The DFC Strategic Framework is a shared vision for Detroit’s future that resulted from a massive, citywide public engagement effort. It recommends a series of ideas, strategies and approaches on how to best use the city’s abundance of land, foster job growth and economic prosperity, ensure vibrant neighborhoods, build an infrastructure that serves citizens at a reasonable cost, and maintain the high level of community engagement integral to the long-term revitalization of Detroit.
Detroit residents and civic leaders, from both the nonprofit and for-profit sectors, shared their work publicly at key points and shaped it in response to changing information and community feedback throughout the process.
Detroit Future City (DFC) helps connect Detroiters with information and inspiration, as well as others who are working toward local resiliency. We are working toward a future where residents and institutions, local and national land use experts alike, are actively involved in the stewardship of Detroit’s land.
The Need for Vacant Land Transformation
There are more than 120,000 vacant lots — comprising 24 square miles— across Detroit. While vacant land can be found in every neighborhood and has an impact on every resident, 72% of the city’s vacant lots are located in areas of concentrated poverty, which are defined as census tracts with a poverty rate greater than 40%. Detroit also has an aging water system that is often overwhelmed by increasingly frequent and intense severe weather events, leading to flooding in parts of the city.
Transforming Detroit’s vacant land into an innovative open space network has the potential to foster a uniquely sustainable city that can create jobs with pathways to prosperity, provide physical and psychological health benefits, and improve air and water quality. Recently, a focus on the importance of managing stormwater has been uplifted by Detroit Water and Sewerage Department’s (DWSD) new stormwater credit program and investment in green stormwater infrastructure to address combined sewer overflow into our lakes and rivers. Green stormwater infrastructure in urban areas can help to reduce flooding and sewer overflows by absorbing large amounts of stormwater, both replenishing the groundwater supply and preventing the need for the water to be channeled through our sewers. Detroiters are critical partners in guiding vacant land transformation and assuring that land is an asset that promotes economic, environmental and social quality of life benefits for all residents in our neighborhoods.
Land Use and Sustainability Strategic Goals
To advance the city’s ability to create a green and sustainable city unlike any other in the world, Detroit Future City is taking a three-pronged approach over the next five years, which includes:
Advancing open space as a land use through policy change, public/private partnerships and publications.
Supporting the eco-system of Detroit’s nongovernmental organizations to reduce stormwater overflows.
Building capacity across sectors to scale vacant land transformation and measuring its impact.
Detroit Future City (DFC) is dedicated to a long-term vision for Detroit built on equitable economic opportunities and outcomes for all Detroiters, and a diverse range of thriving neighborhoods for people of all incomes. DFC promotes strategies that meet the needs of current residents and support local businesses, while also attracting new residents and encouraging economic growth.

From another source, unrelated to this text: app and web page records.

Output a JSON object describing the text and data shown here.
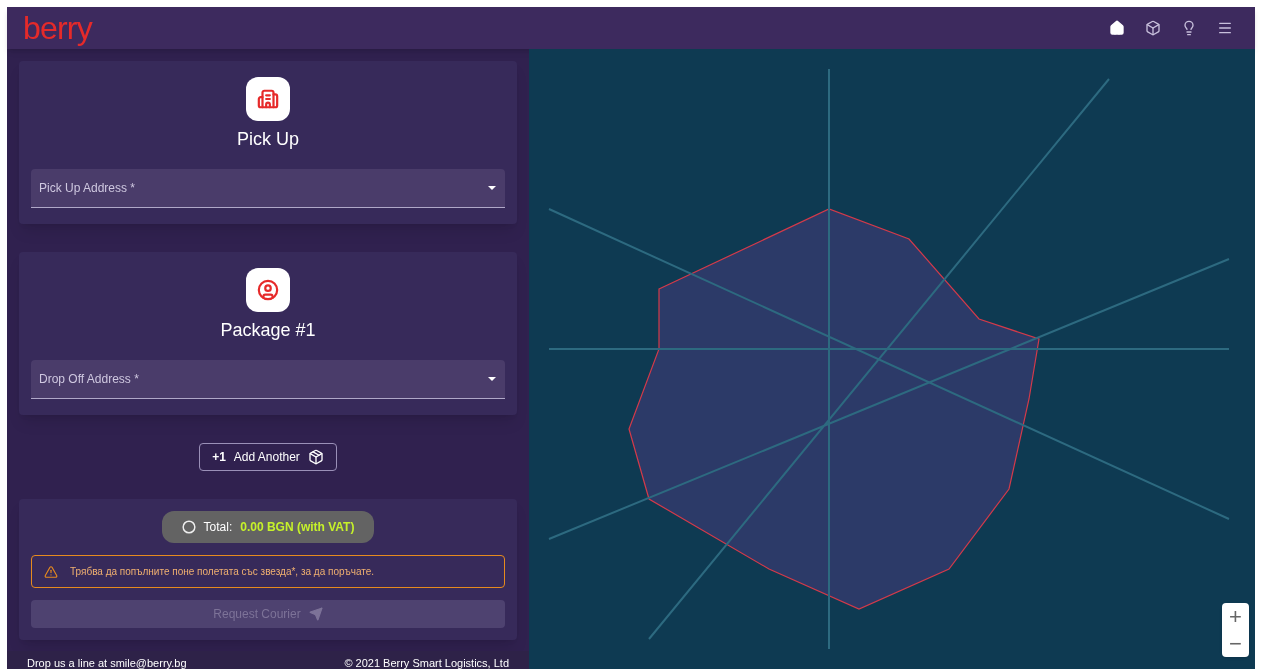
{
  "header": {
    "logo": "berry",
    "nav": [
      {
        "kind": "home",
        "selected": true
      },
      {
        "kind": "box",
        "selected": false
      },
      {
        "kind": "bulb",
        "selected": false
      },
      {
        "kind": "menu",
        "selected": false
      }
    ]
  },
  "sections": [
    {
      "kind": "building",
      "title": "Pick Up",
      "field": {
        "placeholder": "Pick Up Address *"
      }
    },
    {
      "kind": "person",
      "title": "Package #1",
      "field": {
        "placeholder": "Drop Off Address *"
      }
    }
  ],
  "add_button": {
    "prefix": "+1",
    "label": "Add Another"
  },
  "summary": {
    "total_label": "Total:",
    "total_value": "0.00 BGN (with VAT)",
    "warning": "Трябва да попълните поне полетата със звезда*, за да поръчате.",
    "submit": {
      "label": "Request Courier",
      "disabled": true
    }
  },
  "map": {
    "zoom": [
      "+",
      "−"
    ]
  },
  "footer": {
    "contact": "Drop us a line at smile@berry.bg",
    "copyright": "© 2021 Berry Smart Logistics, Ltd"
  }
}
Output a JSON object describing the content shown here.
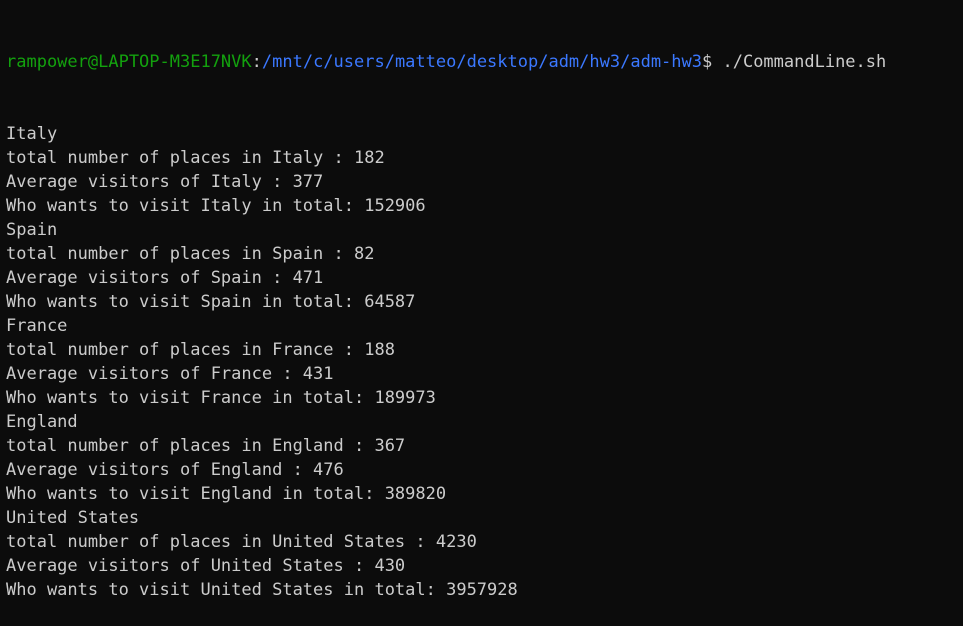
{
  "prompt": {
    "user_host": "rampower@LAPTOP-M3E17NVK",
    "separator": ":",
    "path": "/mnt/c/users/matteo/desktop/adm/hw3/adm-hw3",
    "symbol": "$",
    "command": " ./CommandLine.sh"
  },
  "output_lines": [
    "Italy",
    "total number of places in Italy : 182",
    "Average visitors of Italy : 377",
    "Who wants to visit Italy in total: 152906",
    "Spain",
    "total number of places in Spain : 82",
    "Average visitors of Spain : 471",
    "Who wants to visit Spain in total: 64587",
    "France",
    "total number of places in France : 188",
    "Average visitors of France : 431",
    "Who wants to visit France in total: 189973",
    "England",
    "total number of places in England : 367",
    "Average visitors of England : 476",
    "Who wants to visit England in total: 389820",
    "United States",
    "total number of places in United States : 4230",
    "Average visitors of United States : 430",
    "Who wants to visit United States in total: 3957928"
  ],
  "colors": {
    "background": "#0c0c0c",
    "text": "#cccccc",
    "user_host": "#13a10e",
    "path": "#3b78ff"
  }
}
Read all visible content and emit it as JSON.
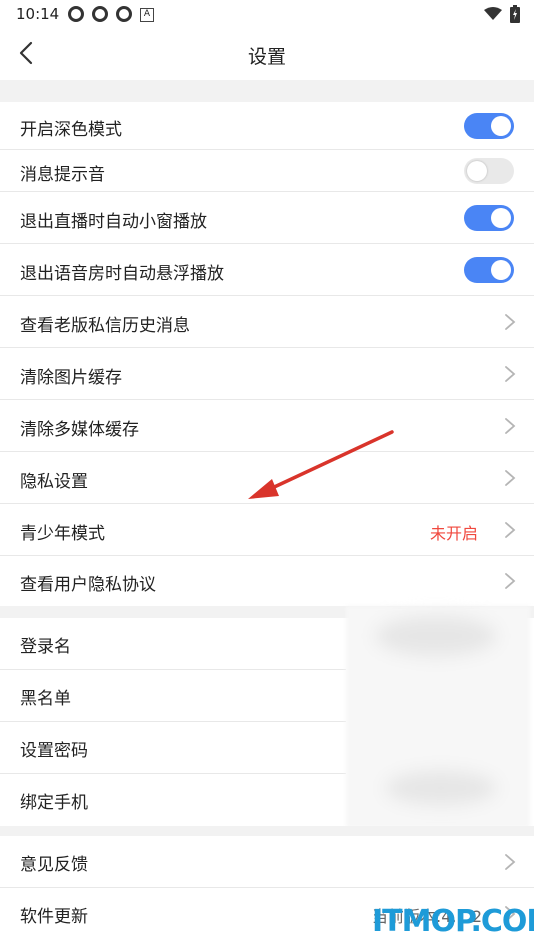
{
  "status_bar": {
    "time": "10:14",
    "icons": [
      "gear-icon",
      "gear-icon",
      "gear-icon",
      "a-icon"
    ],
    "badge_text": "A"
  },
  "header": {
    "title": "设置"
  },
  "section1": [
    {
      "label": "开启深色模式",
      "type": "toggle",
      "on": true
    },
    {
      "label": "消息提示音",
      "type": "toggle",
      "on": false
    },
    {
      "label": "退出直播时自动小窗播放",
      "type": "toggle",
      "on": true
    },
    {
      "label": "退出语音房时自动悬浮播放",
      "type": "toggle",
      "on": true
    },
    {
      "label": "查看老版私信历史消息",
      "type": "link"
    },
    {
      "label": "清除图片缓存",
      "type": "link"
    },
    {
      "label": "清除多媒体缓存",
      "type": "link"
    },
    {
      "label": "隐私设置",
      "type": "link"
    },
    {
      "label": "青少年模式",
      "type": "link",
      "value": "未开启",
      "value_color": "#f0483e"
    },
    {
      "label": "查看用户隐私协议",
      "type": "link"
    }
  ],
  "section2": [
    {
      "label": "登录名"
    },
    {
      "label": "黑名单"
    },
    {
      "label": "设置密码"
    },
    {
      "label": "绑定手机"
    }
  ],
  "section3": [
    {
      "label": "意见反馈",
      "type": "link"
    },
    {
      "label": "软件更新",
      "type": "link",
      "value": "当前版本:4.1.2",
      "value_color": "#666666"
    }
  ],
  "watermark": "ITMOP.COM",
  "colors": {
    "toggle_on": "#4a85f5",
    "toggle_off": "#e9e9e9",
    "arrow": "#d9342b",
    "warning": "#f0483e"
  }
}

The Need for Equitable and Inclusive Development
More than 35 percent of Detroit’s residents live at or below the federal poverty line, and the median income for all Detroiters is less than half of that for the metro area. The number of jobs is growing, but unemployment remains high, and many Detroiters must commute outside the city for work. Creating economic opportunity for all Detroiters through business attraction, small-business creation, neighborhood-based enterprises, and workforce development will improve the quality of life across the city.
After decades of population loss, Detroit is stabilizing, even growing in some areas. High levels of vacancy remain across much of the city. Homeownership rates have fallen and the city now has more renters than owners for the first time in decades. Despite low property values overall, affordable housing remains a major challenge for many. Growing concerns about rising housing costs, and the potential for economic displacement, require pro-active strategies to preserve affordable housing and ensure inclusion.
There are more than 900 vacant industrial buildings and thousands of vacant commercial structures in Detroit. Nearly a quarter of the city’s land is vacant. These buildings and properties present an opportunity for transformation. With innovative development strategies, some of these vacant buildings could be turned into economic assets that create jobs and wealth within neighborhoods. The development of walkable, higher-density, mixed-use communities can foster an opportunity to create a more sustainable and vibrant economy.
Community and Economic Development Strategic Goals
To advance the vision of an equitable and sustainable city – with employment and wealth-building opportunities for all in healthy, affordable and diverse neighborhoods – DFC has adopted the following five-year goals for community and economic development:
Strengthen the service delivery system for developing, managing and improving the quality of existing single-family rental properties in Detroit neighborhoods.
Design pioneering approaches for the adaptive reuse of vacant industrial properties.
Improve racial and economic equity in entrepreneurship and strengthen local small businesses and commercial corridors.